A nature charity and residents have joined forces to oppose plans for a landfill dump in one of Northern Ireland's most sensitive environmental areas.
The proposed waste operation would be located on the outskirts of Comber and close to the Strangford Lough shoreline.
The site, a disused quarry, lies around a mile from the Castle Espie centre run by the Wildfowl and Wetlands Trust.
Planning permission is currently being sought and objectors have voiced fears about possible environmental and traffic implications.
WWT director James Orr said water quality was a major issue for Castle Espie.
"The ground conditions are quite porous. We lie within the hydrological catchment for the site so we're very concerned."
A spokesperson for a residents' group fighting the application said local roads would be unsuitable for vehicles transporting waste to the dump.
"As part of the Ulster Way, the area is used extensively by walkers, cyclists and horse riders and I fear for everyone's safety if this becomes a haul route for heavy vehicles."

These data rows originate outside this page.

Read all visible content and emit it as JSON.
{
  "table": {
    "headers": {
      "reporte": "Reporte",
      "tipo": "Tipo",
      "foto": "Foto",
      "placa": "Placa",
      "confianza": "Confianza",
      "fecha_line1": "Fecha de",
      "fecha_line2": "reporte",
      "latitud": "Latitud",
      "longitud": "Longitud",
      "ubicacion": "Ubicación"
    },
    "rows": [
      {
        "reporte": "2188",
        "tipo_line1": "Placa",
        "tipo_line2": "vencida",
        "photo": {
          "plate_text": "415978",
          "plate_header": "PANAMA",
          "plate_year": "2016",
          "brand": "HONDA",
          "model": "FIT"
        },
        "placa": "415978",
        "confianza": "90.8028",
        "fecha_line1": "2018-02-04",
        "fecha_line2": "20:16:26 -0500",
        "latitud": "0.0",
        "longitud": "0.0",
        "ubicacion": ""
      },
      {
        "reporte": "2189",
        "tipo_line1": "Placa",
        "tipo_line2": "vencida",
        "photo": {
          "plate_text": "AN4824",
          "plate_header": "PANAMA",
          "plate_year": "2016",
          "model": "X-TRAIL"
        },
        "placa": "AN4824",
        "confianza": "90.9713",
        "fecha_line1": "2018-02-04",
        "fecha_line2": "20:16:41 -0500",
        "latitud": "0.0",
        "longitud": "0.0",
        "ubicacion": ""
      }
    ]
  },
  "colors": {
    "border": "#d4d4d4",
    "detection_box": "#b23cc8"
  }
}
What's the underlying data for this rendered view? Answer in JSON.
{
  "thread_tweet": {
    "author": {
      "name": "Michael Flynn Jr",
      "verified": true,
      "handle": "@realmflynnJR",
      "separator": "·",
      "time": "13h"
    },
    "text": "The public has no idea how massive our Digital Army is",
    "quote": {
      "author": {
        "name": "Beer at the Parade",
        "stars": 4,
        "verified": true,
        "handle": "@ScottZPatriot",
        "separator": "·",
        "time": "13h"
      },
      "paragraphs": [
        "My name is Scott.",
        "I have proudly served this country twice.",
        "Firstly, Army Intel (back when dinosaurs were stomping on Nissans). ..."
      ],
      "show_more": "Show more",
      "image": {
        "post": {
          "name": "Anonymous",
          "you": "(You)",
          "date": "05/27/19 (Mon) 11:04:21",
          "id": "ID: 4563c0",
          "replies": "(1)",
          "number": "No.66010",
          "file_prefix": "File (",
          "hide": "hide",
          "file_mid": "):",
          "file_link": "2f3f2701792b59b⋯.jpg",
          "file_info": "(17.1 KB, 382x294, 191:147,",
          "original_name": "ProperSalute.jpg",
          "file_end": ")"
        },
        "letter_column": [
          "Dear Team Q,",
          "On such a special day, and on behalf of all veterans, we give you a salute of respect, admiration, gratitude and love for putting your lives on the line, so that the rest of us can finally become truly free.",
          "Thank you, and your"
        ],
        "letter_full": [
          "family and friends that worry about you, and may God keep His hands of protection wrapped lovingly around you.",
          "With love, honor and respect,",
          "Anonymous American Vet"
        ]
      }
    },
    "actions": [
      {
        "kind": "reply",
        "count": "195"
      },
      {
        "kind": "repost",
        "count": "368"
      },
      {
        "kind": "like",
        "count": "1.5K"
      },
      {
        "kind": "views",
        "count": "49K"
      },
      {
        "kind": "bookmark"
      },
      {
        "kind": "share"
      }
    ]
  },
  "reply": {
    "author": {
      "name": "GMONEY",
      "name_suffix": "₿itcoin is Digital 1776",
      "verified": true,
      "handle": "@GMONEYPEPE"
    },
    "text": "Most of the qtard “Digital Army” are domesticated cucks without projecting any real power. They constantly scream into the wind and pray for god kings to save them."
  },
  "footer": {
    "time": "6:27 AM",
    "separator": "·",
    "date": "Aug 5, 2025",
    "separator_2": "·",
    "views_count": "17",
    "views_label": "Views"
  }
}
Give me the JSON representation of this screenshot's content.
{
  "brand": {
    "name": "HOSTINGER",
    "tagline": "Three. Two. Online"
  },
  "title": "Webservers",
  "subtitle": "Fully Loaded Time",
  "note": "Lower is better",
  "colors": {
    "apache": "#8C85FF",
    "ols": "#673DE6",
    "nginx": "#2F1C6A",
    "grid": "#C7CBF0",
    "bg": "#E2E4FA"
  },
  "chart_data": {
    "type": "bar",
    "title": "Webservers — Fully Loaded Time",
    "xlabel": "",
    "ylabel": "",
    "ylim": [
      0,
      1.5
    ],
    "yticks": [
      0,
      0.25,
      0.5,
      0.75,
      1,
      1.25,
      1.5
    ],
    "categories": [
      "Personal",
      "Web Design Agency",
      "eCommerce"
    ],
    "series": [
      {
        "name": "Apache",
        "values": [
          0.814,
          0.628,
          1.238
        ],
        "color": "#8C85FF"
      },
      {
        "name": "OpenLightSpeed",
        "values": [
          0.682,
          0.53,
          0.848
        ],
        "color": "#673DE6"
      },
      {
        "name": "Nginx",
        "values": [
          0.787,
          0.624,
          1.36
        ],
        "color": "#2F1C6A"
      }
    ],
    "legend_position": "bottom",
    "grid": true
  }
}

A spokesman for the Planning Service of the Department of the Environment (DoE) said the landfill application involved in filling the quarry with inert material and reinstating it as agricultural land.
"A total of 255 objections to the proposal have been received to date raising a number of issues including potential impact on the safety of road users and the well-being of the local environment and wildlife," he added.
"DoE has consulted with a number of public bodies in relation to the proposal and is currently awaiting their responses.
"The Department will fully consider all representations on the proposal prior to making a recommendation on how the application should be determined. "